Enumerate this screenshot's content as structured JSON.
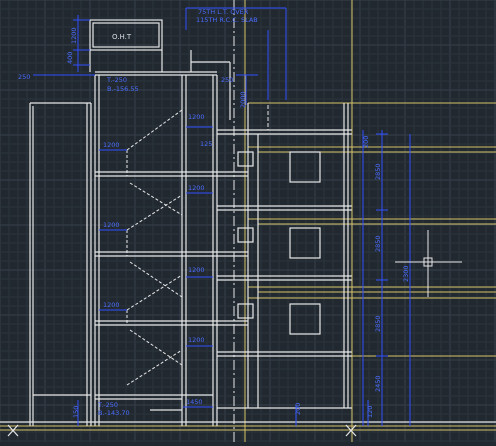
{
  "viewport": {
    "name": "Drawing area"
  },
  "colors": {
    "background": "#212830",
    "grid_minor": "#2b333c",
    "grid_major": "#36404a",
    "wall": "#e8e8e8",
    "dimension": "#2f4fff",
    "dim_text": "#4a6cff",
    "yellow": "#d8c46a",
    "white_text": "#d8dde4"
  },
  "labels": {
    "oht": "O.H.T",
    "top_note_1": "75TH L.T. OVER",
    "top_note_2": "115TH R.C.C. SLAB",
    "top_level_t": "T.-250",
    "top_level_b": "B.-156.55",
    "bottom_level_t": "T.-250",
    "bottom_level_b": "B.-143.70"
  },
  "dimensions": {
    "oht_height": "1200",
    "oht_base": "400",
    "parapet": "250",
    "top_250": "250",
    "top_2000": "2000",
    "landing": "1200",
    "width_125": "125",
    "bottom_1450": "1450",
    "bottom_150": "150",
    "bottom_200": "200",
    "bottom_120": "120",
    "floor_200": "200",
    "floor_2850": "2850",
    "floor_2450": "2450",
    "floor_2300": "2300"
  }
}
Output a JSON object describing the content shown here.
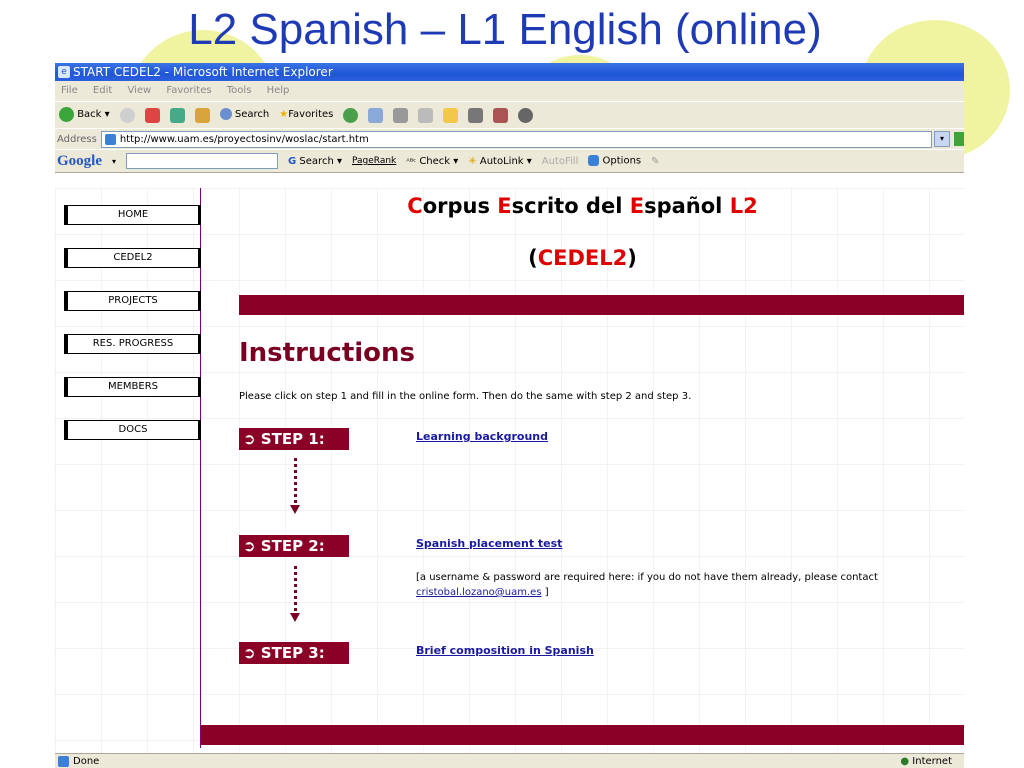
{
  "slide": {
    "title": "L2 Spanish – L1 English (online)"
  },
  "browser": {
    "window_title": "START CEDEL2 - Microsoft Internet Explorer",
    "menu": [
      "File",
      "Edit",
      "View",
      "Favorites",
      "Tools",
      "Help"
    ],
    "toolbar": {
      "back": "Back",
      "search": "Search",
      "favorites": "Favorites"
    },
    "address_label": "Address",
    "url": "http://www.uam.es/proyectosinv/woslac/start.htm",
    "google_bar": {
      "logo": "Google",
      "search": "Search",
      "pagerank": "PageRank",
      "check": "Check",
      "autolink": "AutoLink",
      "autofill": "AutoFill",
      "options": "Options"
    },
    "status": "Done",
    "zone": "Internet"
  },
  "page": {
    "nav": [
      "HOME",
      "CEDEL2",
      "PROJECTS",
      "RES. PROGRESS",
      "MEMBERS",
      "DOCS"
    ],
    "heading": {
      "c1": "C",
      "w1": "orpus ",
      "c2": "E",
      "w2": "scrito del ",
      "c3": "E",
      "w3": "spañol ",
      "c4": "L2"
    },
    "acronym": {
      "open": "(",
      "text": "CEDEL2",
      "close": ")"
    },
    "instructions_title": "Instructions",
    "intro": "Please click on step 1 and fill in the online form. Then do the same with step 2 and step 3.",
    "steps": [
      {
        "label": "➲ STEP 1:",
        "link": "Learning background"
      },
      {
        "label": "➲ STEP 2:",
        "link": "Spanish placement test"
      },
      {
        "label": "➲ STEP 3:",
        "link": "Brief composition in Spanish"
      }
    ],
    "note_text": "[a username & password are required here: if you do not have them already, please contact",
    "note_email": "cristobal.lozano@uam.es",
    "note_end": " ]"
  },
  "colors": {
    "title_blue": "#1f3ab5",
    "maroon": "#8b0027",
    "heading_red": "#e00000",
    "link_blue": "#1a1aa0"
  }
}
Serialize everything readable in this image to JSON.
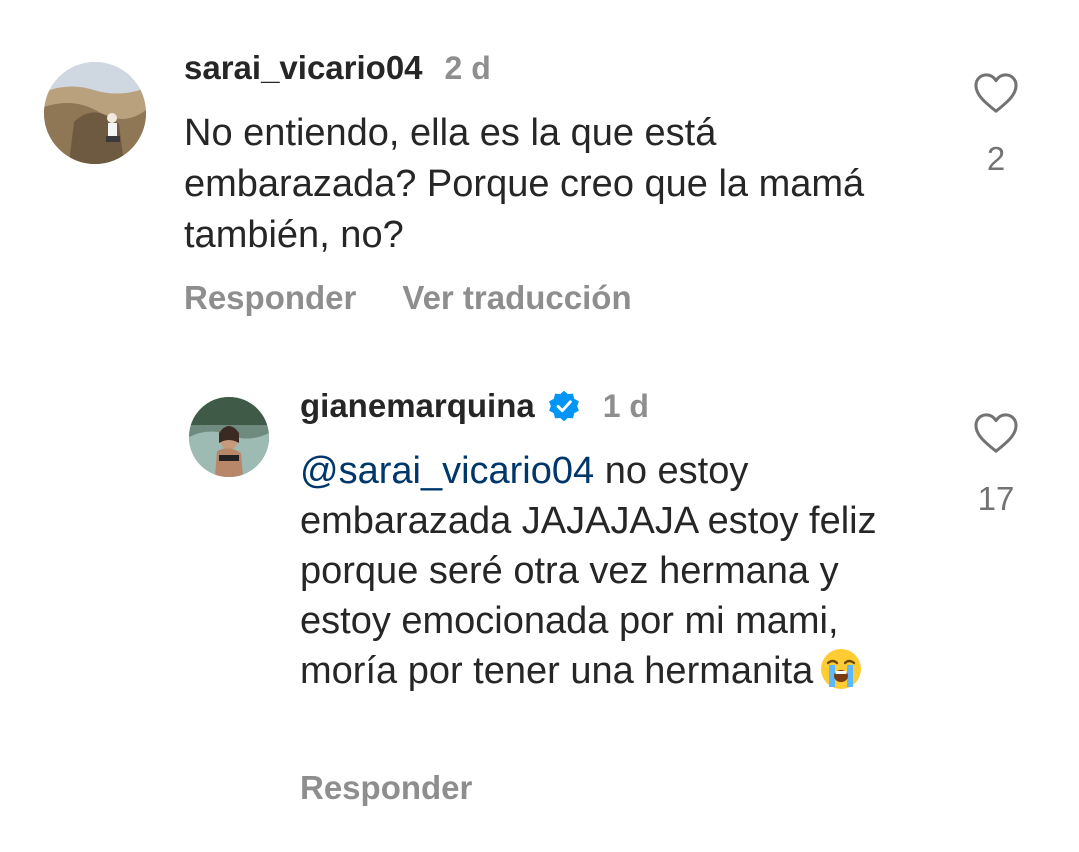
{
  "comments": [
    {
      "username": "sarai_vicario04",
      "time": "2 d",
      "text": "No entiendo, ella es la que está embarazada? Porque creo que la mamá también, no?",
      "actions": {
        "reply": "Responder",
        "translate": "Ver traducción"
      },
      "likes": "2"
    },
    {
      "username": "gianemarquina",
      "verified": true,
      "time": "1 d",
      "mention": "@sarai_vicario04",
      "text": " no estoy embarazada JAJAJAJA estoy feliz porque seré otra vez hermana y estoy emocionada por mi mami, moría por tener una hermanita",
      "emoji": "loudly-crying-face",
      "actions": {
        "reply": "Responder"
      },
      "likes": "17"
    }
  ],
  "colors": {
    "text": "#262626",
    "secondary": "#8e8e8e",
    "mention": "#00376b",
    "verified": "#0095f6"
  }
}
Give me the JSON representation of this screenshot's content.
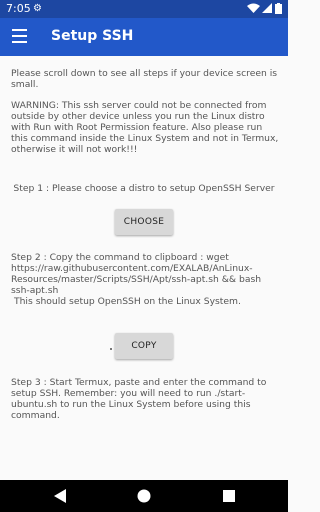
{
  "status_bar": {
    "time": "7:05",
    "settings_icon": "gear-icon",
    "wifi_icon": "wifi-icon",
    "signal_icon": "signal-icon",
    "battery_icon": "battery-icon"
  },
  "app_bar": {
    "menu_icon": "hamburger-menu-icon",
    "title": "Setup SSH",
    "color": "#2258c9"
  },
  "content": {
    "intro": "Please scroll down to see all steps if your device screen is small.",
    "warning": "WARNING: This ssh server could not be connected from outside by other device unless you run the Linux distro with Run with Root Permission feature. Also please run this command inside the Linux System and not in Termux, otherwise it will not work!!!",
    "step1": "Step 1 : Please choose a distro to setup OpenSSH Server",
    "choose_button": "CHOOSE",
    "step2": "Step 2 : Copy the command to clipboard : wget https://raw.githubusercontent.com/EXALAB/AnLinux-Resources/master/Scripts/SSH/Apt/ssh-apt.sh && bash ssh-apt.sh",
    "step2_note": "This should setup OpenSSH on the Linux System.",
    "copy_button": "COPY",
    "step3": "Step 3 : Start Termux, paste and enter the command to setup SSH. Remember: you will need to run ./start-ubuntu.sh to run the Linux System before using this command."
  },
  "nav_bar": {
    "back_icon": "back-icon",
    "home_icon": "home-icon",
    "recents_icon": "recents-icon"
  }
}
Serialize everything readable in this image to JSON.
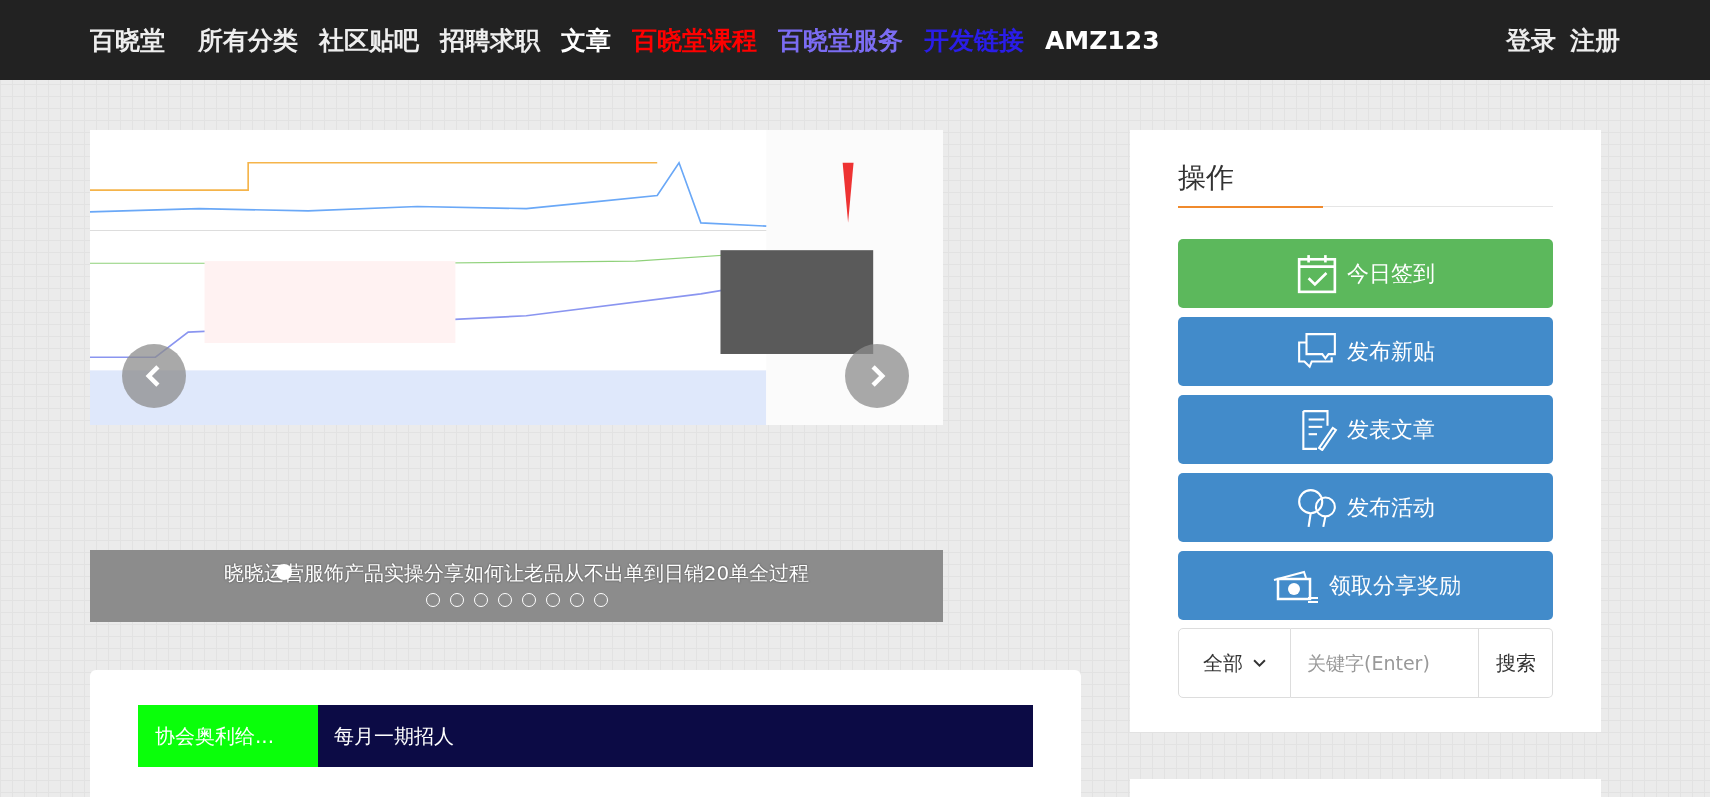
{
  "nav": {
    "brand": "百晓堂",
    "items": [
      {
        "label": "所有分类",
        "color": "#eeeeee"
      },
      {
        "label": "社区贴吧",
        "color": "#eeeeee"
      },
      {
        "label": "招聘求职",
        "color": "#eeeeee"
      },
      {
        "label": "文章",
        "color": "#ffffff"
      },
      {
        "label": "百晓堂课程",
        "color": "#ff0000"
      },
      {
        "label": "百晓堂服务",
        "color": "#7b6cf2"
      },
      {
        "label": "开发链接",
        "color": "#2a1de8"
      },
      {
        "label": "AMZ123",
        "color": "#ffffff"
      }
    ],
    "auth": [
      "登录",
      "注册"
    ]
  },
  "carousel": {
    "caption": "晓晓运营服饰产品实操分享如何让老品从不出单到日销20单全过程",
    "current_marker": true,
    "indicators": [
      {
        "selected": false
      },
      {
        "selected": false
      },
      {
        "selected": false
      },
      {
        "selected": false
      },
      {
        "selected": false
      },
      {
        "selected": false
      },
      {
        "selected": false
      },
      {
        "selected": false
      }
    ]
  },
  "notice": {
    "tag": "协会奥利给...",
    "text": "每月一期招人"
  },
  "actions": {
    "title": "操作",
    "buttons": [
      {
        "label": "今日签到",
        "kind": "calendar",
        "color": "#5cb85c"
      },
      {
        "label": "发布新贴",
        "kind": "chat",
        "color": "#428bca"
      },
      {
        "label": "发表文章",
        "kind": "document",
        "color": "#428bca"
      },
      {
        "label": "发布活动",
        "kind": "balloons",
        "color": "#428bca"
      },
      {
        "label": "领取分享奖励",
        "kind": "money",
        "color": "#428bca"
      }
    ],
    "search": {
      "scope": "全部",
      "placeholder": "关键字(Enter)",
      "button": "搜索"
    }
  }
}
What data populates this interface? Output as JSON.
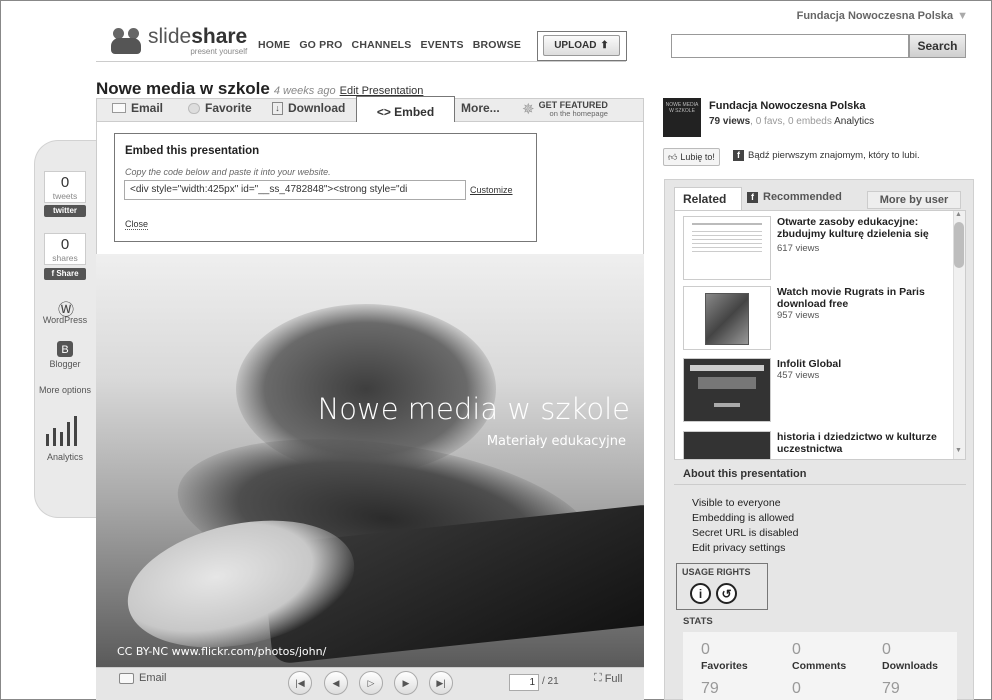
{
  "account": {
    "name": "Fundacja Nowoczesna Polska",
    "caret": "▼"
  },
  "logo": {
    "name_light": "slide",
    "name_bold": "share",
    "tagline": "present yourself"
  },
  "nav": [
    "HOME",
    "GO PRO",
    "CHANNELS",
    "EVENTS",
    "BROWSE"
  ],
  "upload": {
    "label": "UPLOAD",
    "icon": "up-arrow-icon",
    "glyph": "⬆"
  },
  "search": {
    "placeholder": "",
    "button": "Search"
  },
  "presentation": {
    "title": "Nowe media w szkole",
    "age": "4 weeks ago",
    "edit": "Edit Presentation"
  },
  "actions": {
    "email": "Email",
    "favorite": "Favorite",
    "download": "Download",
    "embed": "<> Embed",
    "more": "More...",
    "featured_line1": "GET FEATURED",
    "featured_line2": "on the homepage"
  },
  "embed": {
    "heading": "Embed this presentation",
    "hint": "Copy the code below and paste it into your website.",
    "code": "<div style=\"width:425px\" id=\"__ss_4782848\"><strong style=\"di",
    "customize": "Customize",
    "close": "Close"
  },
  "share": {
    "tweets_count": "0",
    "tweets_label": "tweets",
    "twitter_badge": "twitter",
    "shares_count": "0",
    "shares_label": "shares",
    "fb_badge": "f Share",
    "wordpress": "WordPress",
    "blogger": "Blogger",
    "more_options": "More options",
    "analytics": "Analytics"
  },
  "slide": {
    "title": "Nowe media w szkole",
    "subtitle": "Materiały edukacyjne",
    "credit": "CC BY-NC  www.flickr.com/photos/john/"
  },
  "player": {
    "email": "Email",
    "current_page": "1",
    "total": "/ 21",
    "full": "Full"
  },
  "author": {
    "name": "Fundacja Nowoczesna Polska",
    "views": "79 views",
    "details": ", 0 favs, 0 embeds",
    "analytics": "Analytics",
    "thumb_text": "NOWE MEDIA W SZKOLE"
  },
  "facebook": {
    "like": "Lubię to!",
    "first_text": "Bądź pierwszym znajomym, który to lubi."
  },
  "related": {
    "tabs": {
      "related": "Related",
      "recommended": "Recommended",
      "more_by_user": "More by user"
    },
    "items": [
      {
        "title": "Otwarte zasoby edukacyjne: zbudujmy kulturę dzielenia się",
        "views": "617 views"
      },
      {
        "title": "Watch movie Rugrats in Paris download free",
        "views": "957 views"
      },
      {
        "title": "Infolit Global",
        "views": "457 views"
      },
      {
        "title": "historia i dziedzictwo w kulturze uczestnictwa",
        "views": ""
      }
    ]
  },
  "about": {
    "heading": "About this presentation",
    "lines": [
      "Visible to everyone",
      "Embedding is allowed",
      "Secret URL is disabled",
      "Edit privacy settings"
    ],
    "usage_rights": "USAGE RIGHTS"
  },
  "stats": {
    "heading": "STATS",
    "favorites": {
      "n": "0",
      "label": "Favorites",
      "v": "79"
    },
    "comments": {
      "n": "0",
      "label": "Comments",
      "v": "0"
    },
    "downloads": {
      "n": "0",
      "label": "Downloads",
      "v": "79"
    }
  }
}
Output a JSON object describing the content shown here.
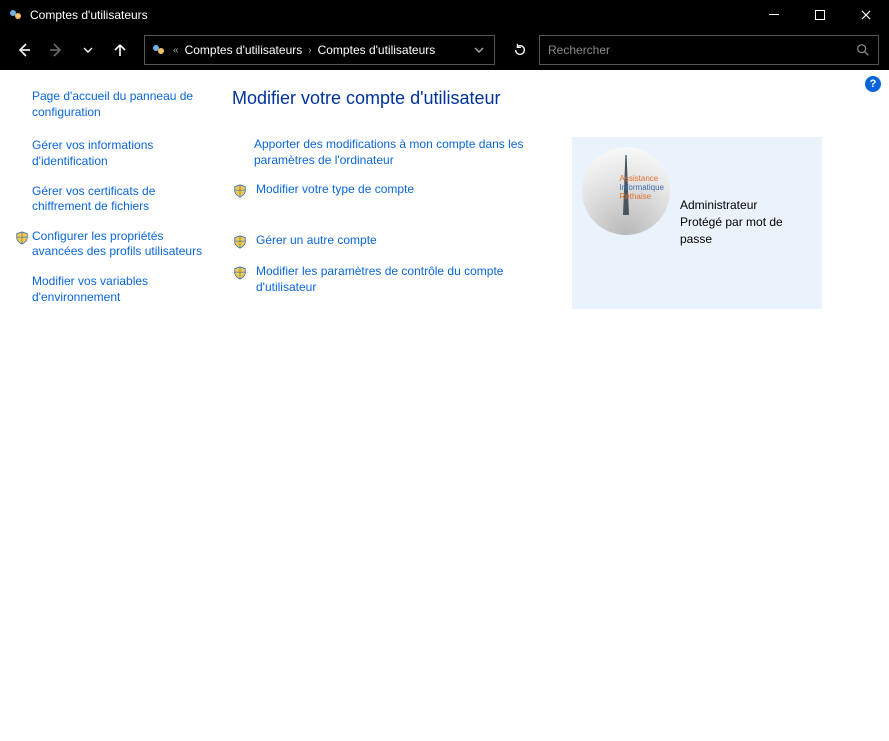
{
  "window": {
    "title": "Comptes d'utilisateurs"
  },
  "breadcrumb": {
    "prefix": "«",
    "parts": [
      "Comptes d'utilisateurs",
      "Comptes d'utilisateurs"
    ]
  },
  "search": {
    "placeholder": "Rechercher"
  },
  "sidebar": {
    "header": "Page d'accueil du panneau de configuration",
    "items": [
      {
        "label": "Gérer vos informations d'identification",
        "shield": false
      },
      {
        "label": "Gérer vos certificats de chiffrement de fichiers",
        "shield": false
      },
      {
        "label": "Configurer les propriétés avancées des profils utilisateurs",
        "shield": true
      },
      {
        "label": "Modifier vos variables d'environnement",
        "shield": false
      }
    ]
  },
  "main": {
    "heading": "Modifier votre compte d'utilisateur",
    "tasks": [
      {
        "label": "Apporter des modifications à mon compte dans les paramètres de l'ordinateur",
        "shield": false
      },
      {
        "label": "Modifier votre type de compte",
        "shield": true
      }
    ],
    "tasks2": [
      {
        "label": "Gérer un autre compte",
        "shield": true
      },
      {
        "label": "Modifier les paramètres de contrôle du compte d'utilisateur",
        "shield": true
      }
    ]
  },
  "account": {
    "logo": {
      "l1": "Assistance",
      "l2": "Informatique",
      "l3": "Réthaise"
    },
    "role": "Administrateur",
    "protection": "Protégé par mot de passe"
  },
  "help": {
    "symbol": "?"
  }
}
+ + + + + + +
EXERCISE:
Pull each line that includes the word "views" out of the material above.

WORKED SOLUTION:
    "views": "79 views",
        "views": "617 views"
        "views": "957 views"
        "views": "457 views"
        "views": ""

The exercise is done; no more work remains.